Anguilla, a tiny British overseas territory in the Eastern Caribbean Sea, prepares to ease travel restrictions linked to the pandemic, following the lead of dozens of countries that have dropped test and vaccination requirements, eager to rebuild tourism and their economies.
This month, the British Virgin Islands, Belize and Australia also relaxed their requirements for visitors. And most countries around the world are now open to visitors from the United States, which lifted testing requirements for inbound travelers in June.
Some countries that closed their borders to tourists at the start of the pandemic have completely eliminated the requirements for travelers, including the UK, Iceland and Sweden.
The change comes even as the Omicron sub-variant known as BA.5 has led to an increase in cases in the United States, Western Europe, Japan, Australia, and other countries. However, this has mostly occurred without any commensurate increase in deaths, which experts link to more widely available Covid-19 vaccines and treatments, as well as at least some immunity conferred by previous infections.
Erika Richter, vice president of communications at the American Society of Travel Advisors, a business group, said travel continues to increase as more countries have lifted the restrictions. In the United States, travel is approaching prepandemic levels, according to Transportation Security Administration checkpoint metrics.
Read more about the Coronavirus pandemic
“We have seen since the beginning of the pandemic that travelers who wanted to travel would pass through the circles; they would do what was necessary to travel and to make that journey, ”Ms. Richter said. “As more and more countries lift their restrictions, more people who may have been on the fence and may not have been in that ‘I’ll do whatever it takes’ category are now in the ‘Let’s go’ category.”
Travel restrictions proliferated at the start of the pandemic as nations tried to keep the coronavirus and its variants at bay. But many ultimately fell short of the virus’s ability to spread and mutate.
“Travel restrictions make sense when there is a large difference between prevalence and risk when switching between points A and B,” William Hanage, an epidemiologist at Harvard TH Chan School of Public told The New York Times last month. Health, when the United States dropped its testing requirements for incoming air travelers. “If there’s not a big difference, then they’re not particularly valuable,” he said.
With the summer season underway, more and more countries are lifting restrictions.
Anguilla’s Ministry of Health said in a statement last week that as of August 8, the Caribbean island will no longer require vaccinated travelers to provide a negative test for the coronavirus before travel.
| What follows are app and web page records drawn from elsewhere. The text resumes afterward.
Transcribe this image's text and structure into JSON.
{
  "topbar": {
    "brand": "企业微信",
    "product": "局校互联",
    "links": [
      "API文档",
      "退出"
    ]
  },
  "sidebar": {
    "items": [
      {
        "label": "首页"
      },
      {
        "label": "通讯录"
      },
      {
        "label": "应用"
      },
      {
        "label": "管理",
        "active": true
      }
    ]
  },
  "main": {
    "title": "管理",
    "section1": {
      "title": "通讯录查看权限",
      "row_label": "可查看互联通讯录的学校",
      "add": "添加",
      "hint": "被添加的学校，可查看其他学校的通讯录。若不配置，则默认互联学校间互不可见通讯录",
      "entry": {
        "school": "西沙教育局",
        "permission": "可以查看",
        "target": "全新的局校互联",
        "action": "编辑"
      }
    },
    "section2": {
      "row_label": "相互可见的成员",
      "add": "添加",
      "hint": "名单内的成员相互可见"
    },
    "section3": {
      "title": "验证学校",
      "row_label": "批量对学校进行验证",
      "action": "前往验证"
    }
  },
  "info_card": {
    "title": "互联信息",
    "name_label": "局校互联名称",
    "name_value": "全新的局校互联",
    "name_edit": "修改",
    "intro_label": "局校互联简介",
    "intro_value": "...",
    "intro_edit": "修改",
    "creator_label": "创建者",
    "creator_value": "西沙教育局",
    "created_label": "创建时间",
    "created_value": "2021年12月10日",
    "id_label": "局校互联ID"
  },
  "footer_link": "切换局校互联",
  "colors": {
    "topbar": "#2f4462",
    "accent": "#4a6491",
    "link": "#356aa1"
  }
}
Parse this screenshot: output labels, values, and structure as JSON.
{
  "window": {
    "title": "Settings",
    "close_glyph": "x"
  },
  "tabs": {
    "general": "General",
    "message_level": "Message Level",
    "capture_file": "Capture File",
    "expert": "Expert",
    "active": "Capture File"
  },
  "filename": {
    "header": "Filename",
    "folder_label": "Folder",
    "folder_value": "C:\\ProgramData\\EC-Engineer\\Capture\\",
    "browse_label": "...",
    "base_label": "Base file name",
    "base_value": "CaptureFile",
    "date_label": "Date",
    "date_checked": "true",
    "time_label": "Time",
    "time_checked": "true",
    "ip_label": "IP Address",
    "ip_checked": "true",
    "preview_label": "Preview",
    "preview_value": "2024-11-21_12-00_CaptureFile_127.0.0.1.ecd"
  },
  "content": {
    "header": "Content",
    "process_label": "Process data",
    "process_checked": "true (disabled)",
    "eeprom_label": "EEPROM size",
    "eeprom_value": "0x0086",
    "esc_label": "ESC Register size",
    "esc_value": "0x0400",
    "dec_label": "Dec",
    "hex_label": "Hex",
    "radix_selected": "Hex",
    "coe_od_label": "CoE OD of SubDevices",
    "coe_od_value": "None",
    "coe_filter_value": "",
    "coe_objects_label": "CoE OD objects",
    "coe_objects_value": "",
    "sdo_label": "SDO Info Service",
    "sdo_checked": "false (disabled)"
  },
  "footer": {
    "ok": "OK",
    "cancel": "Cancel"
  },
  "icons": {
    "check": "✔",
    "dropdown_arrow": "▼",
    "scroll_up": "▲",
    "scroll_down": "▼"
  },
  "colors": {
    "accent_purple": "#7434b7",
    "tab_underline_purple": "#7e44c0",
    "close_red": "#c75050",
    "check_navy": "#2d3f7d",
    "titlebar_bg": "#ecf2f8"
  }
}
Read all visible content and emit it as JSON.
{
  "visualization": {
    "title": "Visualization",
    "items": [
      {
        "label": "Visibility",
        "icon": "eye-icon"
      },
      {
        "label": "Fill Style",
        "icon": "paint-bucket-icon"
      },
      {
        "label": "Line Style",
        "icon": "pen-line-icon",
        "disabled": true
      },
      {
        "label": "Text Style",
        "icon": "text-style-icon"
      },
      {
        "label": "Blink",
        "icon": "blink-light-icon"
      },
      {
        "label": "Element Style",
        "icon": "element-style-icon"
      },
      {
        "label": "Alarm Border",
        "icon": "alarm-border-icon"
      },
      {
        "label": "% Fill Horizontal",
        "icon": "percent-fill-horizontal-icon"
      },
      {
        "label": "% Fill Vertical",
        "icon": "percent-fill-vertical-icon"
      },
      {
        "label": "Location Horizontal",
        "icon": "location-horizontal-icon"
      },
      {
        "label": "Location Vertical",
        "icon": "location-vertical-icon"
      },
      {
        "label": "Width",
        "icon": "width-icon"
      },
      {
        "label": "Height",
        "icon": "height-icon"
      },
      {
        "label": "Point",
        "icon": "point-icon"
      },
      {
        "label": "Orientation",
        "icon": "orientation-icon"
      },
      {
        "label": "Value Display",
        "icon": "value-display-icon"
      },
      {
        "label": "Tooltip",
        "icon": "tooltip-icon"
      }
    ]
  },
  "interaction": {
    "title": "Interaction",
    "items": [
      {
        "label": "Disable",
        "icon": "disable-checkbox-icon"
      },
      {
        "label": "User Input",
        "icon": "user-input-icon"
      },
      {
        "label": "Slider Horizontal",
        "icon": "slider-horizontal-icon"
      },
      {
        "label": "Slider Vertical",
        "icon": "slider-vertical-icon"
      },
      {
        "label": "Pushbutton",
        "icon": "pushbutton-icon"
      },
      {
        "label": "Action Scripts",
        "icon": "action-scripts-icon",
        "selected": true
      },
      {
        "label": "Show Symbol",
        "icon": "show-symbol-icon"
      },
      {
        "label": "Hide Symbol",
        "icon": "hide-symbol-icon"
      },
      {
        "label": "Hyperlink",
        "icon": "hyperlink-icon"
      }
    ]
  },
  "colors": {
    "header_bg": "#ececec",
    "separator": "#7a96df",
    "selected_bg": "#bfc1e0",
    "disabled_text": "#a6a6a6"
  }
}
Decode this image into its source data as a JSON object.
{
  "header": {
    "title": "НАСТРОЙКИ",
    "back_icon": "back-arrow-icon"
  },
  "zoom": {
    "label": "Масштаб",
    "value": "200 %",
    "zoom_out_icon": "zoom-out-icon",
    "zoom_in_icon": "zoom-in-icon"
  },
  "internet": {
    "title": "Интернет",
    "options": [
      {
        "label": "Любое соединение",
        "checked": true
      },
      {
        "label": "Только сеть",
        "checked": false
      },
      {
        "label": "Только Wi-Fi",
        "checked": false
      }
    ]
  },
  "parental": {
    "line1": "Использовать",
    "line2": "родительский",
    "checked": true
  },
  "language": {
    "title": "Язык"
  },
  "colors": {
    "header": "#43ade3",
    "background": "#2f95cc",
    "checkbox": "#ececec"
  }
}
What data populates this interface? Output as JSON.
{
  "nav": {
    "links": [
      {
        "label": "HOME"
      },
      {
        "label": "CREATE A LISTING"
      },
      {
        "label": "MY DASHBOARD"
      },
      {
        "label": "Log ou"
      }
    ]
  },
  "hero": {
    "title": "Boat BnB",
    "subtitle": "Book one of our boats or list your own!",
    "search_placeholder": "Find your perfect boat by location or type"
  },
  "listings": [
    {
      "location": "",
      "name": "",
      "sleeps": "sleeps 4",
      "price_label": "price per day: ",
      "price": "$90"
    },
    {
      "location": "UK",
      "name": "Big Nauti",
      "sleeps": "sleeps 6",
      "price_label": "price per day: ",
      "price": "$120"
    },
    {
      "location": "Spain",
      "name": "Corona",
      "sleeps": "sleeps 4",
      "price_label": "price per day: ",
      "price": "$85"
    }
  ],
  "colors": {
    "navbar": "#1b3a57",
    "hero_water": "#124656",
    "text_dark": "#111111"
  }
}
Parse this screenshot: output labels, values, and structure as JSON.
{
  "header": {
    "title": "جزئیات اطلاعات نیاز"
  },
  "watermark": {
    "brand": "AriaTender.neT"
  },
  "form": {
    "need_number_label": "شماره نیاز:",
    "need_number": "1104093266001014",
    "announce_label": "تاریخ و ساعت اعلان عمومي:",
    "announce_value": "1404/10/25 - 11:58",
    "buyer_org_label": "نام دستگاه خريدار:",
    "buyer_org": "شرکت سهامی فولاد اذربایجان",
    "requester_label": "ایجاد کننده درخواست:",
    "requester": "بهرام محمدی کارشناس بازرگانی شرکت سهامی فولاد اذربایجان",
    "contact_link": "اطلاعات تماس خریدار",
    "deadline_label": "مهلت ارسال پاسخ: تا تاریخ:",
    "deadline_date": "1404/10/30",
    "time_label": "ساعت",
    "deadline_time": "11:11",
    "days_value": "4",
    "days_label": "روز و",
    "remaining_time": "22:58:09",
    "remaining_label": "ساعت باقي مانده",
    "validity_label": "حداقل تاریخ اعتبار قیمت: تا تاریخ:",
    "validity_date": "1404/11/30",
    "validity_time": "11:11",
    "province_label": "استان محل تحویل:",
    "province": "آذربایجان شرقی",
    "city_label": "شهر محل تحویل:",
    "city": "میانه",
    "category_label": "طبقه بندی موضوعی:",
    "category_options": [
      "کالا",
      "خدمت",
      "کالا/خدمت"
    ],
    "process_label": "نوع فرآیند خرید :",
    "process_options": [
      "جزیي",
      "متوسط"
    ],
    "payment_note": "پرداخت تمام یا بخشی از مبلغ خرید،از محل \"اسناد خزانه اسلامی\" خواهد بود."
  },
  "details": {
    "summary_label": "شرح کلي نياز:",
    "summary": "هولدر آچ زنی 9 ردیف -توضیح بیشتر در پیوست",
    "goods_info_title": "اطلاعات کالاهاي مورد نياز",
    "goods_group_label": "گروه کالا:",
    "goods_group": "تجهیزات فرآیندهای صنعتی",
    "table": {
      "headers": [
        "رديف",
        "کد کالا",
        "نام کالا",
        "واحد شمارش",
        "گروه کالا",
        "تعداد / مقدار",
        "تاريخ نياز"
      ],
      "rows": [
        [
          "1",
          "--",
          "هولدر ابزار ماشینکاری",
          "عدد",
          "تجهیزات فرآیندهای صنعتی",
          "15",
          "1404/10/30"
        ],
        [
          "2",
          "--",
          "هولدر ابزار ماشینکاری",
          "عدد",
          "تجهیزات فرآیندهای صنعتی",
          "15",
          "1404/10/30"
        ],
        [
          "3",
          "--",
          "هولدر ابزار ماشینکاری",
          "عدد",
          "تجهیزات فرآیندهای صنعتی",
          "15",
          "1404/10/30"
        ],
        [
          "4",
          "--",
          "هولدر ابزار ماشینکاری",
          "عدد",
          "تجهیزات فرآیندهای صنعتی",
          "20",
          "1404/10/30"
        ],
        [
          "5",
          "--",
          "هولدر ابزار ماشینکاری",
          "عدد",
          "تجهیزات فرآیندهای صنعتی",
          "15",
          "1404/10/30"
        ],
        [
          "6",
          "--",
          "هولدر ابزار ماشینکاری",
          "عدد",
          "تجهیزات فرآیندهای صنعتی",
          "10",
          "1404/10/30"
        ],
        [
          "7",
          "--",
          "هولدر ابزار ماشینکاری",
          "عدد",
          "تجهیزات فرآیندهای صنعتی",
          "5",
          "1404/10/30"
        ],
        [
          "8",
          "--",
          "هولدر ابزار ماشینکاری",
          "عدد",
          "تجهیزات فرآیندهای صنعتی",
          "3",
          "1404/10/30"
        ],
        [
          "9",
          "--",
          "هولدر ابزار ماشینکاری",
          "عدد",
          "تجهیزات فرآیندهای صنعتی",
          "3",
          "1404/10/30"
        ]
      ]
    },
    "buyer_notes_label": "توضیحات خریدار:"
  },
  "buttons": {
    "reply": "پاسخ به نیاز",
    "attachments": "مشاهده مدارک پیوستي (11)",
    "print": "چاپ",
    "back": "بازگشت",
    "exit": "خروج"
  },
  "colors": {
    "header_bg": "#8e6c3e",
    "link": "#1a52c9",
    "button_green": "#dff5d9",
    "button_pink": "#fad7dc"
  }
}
Unvaccinated travelers, who were previously not allowed into the country, will be able to visit on August 8 if they provide a negative coronavirus test prior to departure.
Last week, the British Virgin Islands dropped all of its testing requirements and said arriving travelers would no longer be screened for coronavirus. Previously, all visitors over the age of 5, regardless of their vaccination status, were required to submit a negative coronavirus test within 48 hours of arrival.
Belize also last week dropped the requirement for visitors to provide a negative test for coronavirus or a vaccination test. Foreign tourists are no longer required to show proof that they have purchased travel insurance for Belize.
Earlier this month, Australia, which had been completely closed to foreign tourists in the early years of the pandemic, abandoned its visitor vaccination requirements, having already abandoned its testing rule. States or territories in Australia may have their own requirements for testing and quarantine, and face masks are still required on inbound and intra-country flights.
The Centers for Disease Control and Prevention provides a four-tier ranking for coronavirus risk in other countries, with the highest “Tier 4” ranking for countries that have “special circumstances”, including the threat of collapse from extremely high health infrastructure counts the case. The CDC list currently has no such designated countries.